*** THE DATA ***

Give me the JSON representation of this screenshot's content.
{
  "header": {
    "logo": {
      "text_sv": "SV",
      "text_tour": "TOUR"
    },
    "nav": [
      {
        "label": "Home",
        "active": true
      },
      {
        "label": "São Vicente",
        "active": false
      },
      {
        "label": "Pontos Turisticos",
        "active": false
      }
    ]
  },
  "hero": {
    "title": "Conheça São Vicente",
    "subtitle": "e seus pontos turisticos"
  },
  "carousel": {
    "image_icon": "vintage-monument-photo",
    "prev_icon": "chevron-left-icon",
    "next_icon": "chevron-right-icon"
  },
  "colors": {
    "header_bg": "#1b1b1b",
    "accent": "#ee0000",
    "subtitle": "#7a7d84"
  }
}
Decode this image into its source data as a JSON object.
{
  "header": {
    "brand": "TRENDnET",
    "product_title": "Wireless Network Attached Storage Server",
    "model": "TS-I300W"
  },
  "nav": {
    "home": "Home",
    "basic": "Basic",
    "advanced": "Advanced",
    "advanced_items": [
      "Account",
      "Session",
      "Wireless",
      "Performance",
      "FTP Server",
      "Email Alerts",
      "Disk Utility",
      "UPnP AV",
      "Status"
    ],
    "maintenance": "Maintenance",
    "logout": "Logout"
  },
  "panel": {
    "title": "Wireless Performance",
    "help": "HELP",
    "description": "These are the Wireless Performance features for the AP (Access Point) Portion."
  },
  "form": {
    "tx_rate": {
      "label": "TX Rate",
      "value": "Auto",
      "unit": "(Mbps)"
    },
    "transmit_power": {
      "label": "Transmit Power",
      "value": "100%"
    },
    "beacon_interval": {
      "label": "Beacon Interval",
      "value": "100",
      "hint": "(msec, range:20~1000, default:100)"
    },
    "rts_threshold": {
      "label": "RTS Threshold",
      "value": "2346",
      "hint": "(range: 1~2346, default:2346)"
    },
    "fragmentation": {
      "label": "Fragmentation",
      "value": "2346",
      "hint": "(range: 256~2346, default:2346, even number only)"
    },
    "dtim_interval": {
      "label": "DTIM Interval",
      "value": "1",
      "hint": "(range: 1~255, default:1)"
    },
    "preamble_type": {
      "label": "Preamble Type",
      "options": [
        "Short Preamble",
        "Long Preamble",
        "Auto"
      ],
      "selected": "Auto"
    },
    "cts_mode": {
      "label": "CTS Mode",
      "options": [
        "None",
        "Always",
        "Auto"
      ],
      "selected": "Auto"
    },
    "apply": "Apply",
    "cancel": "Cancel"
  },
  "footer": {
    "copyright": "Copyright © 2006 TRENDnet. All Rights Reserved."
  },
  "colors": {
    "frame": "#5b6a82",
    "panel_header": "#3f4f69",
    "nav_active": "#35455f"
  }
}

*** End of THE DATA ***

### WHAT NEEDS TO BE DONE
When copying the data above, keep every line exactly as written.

### OUTPUT BELOW
Give me the JSON representation of this screenshot's content.
{
  "header": {
    "logo": {
      "text_sv": "SV",
      "text_tour": "TOUR"
    },
    "nav": [
      {
        "label": "Home",
        "active": true
      },
      {
        "label": "São Vicente",
        "active": false
      },
      {
        "label": "Pontos Turisticos",
        "active": false
      }
    ]
  },
  "hero": {
    "title": "Conheça São Vicente",
    "subtitle": "e seus pontos turisticos"
  },
  "carousel": {
    "image_icon": "vintage-monument-photo",
    "prev_icon": "chevron-left-icon",
    "next_icon": "chevron-right-icon"
  },
  "colors": {
    "header_bg": "#1b1b1b",
    "accent": "#ee0000",
    "subtitle": "#7a7d84"
  }
}
Decode this image into its source data as a JSON object.
{
  "header": {
    "brand": "TRENDnET",
    "product_title": "Wireless Network Attached Storage Server",
    "model": "TS-I300W"
  },
  "nav": {
    "home": "Home",
    "basic": "Basic",
    "advanced": "Advanced",
    "advanced_items": [
      "Account",
      "Session",
      "Wireless",
      "Performance",
      "FTP Server",
      "Email Alerts",
      "Disk Utility",
      "UPnP AV",
      "Status"
    ],
    "maintenance": "Maintenance",
    "logout": "Logout"
  },
  "panel": {
    "title": "Wireless Performance",
    "help": "HELP",
    "description": "These are the Wireless Performance features for the AP (Access Point) Portion."
  },
  "form": {
    "tx_rate": {
      "label": "TX Rate",
      "value": "Auto",
      "unit": "(Mbps)"
    },
    "transmit_power": {
      "label": "Transmit Power",
      "value": "100%"
    },
    "beacon_interval": {
      "label": "Beacon Interval",
      "value": "100",
      "hint": "(msec, range:20~1000, default:100)"
    },
    "rts_threshold": {
      "label": "RTS Threshold",
      "value": "2346",
      "hint": "(range: 1~2346, default:2346)"
    },
    "fragmentation": {
      "label": "Fragmentation",
      "value": "2346",
      "hint": "(range: 256~2346, default:2346, even number only)"
    },
    "dtim_interval": {
      "label": "DTIM Interval",
      "value": "1",
      "hint": "(range: 1~255, default:1)"
    },
    "preamble_type": {
      "label": "Preamble Type",
      "options": [
        "Short Preamble",
        "Long Preamble",
        "Auto"
      ],
      "selected": "Auto"
    },
    "cts_mode": {
      "label": "CTS Mode",
      "options": [
        "None",
        "Always",
        "Auto"
      ],
      "selected": "Auto"
    },
    "apply": "Apply",
    "cancel": "Cancel"
  },
  "footer": {
    "copyright": "Copyright © 2006 TRENDnet. All Rights Reserved."
  },
  "colors": {
    "frame": "#5b6a82",
    "panel_header": "#3f4f69",
    "nav_active": "#35455f"
  }
}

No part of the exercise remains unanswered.